-- MATERIAL FOR THIS EXERCISE --

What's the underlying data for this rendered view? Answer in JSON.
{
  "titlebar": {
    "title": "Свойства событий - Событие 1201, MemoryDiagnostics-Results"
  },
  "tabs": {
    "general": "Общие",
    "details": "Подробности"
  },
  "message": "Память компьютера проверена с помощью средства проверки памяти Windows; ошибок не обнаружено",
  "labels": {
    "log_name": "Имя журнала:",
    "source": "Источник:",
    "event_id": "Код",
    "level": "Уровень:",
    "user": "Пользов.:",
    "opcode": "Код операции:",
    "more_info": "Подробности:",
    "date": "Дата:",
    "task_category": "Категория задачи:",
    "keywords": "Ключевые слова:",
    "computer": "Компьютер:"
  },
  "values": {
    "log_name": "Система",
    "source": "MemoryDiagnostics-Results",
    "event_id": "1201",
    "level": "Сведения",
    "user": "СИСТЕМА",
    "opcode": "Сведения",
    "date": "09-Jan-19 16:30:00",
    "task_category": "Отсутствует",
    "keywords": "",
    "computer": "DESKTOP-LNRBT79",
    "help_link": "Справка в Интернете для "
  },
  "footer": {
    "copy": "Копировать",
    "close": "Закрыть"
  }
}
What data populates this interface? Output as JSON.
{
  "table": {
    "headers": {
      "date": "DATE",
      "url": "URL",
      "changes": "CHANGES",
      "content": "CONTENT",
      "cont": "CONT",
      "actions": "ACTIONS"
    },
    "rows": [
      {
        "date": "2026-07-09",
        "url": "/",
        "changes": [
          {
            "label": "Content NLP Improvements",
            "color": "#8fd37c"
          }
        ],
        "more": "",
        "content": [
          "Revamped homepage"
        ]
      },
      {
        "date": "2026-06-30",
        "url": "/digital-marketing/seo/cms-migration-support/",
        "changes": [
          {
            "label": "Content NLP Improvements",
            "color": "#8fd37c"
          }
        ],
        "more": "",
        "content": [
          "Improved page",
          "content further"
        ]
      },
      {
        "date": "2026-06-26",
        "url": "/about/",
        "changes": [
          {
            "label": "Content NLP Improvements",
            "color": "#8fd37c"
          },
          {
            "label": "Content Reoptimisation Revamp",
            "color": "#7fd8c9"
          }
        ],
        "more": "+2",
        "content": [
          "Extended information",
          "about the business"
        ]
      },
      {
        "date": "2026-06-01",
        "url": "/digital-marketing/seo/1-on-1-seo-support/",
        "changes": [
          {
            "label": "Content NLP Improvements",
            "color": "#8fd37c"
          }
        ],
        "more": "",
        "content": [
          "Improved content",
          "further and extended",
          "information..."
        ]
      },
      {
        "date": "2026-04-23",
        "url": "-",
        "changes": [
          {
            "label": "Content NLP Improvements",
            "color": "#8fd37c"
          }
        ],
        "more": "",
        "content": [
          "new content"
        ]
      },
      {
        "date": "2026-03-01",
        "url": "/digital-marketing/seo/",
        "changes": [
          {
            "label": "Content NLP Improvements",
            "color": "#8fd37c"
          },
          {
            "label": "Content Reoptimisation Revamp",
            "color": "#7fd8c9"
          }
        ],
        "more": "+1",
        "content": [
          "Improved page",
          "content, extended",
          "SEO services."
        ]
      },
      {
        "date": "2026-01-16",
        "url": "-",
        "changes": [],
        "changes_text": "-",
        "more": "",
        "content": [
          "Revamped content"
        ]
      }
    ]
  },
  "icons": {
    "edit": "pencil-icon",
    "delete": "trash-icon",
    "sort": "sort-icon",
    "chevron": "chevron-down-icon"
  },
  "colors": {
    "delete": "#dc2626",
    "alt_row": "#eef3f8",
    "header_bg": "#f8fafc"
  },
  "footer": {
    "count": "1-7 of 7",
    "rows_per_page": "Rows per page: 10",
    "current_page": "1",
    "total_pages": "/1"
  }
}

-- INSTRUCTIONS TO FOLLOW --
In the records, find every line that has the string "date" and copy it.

-- EXERCISE RESPONSE --
    "date": "Дата:",
    "date": "09-Jan-19 16:30:00",
      "date": "DATE",
        "date": "2026-07-09",
        "date": "2026-06-30",
        "date": "2026-06-26",
        "date": "2026-06-01",
        "date": "2026-04-23",
        "date": "2026-03-01",
        "date": "2026-01-16",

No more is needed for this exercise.